== Your instructions ==
Show all the lines in the data below that include the word "JSON".

== Data shown ==

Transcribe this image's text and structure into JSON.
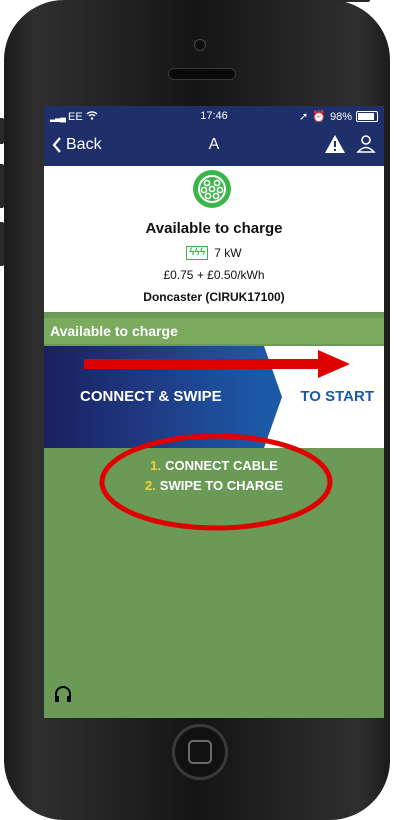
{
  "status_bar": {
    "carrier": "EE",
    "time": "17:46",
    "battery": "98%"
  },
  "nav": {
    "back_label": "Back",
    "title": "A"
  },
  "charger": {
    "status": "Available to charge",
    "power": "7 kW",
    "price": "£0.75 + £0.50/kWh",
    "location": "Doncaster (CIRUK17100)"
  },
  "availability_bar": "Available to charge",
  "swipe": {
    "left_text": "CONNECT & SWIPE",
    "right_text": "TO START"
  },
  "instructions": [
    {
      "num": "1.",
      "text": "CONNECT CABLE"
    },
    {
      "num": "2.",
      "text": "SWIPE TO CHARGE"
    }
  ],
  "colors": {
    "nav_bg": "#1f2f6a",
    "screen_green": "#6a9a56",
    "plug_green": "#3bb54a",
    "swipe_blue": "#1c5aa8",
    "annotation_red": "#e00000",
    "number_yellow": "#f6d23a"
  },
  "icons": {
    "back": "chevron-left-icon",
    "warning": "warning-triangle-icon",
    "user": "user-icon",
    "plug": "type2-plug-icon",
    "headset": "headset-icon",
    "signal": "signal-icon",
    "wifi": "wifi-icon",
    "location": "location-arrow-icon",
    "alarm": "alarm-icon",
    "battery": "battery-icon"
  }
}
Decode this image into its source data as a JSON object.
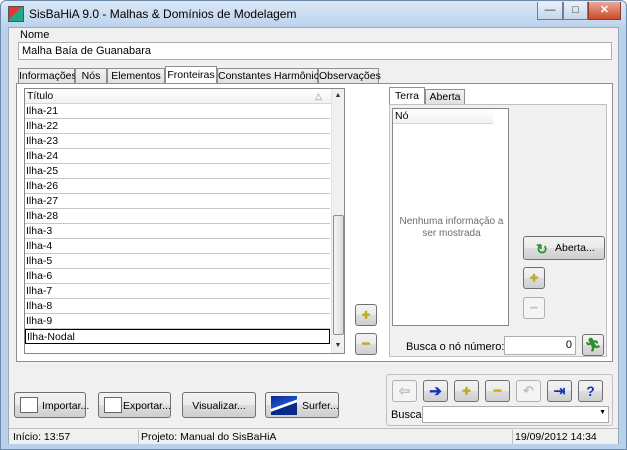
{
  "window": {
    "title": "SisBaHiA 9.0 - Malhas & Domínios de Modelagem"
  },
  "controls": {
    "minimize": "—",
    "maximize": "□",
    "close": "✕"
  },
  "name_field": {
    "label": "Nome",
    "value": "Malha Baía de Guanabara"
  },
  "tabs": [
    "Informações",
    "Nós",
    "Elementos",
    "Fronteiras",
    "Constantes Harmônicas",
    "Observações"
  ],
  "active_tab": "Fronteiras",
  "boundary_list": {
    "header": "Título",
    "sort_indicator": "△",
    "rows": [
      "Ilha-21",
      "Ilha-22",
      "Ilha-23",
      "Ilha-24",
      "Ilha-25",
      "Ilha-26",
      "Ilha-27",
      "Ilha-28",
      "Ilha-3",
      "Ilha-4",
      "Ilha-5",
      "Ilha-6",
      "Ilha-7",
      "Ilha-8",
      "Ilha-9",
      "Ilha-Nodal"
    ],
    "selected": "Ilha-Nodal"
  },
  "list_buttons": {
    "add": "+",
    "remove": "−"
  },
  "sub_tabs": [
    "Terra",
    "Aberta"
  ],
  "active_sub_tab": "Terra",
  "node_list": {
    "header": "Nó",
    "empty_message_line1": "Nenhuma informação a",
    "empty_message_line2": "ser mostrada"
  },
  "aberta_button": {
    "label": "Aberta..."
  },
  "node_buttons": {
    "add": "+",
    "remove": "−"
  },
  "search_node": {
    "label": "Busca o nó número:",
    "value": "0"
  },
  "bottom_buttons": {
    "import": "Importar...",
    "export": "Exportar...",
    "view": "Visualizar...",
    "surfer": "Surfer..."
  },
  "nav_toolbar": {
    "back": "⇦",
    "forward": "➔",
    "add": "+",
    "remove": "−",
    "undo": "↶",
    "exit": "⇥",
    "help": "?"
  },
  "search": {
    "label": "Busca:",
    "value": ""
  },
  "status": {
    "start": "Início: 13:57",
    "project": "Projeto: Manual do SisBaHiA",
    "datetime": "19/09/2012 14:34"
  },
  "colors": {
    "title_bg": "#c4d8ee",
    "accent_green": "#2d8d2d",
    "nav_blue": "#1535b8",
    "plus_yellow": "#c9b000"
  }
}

== Answer space ==
Transcribe this image's text and structure into JSON.
Decode this image into its source data as a JSON object.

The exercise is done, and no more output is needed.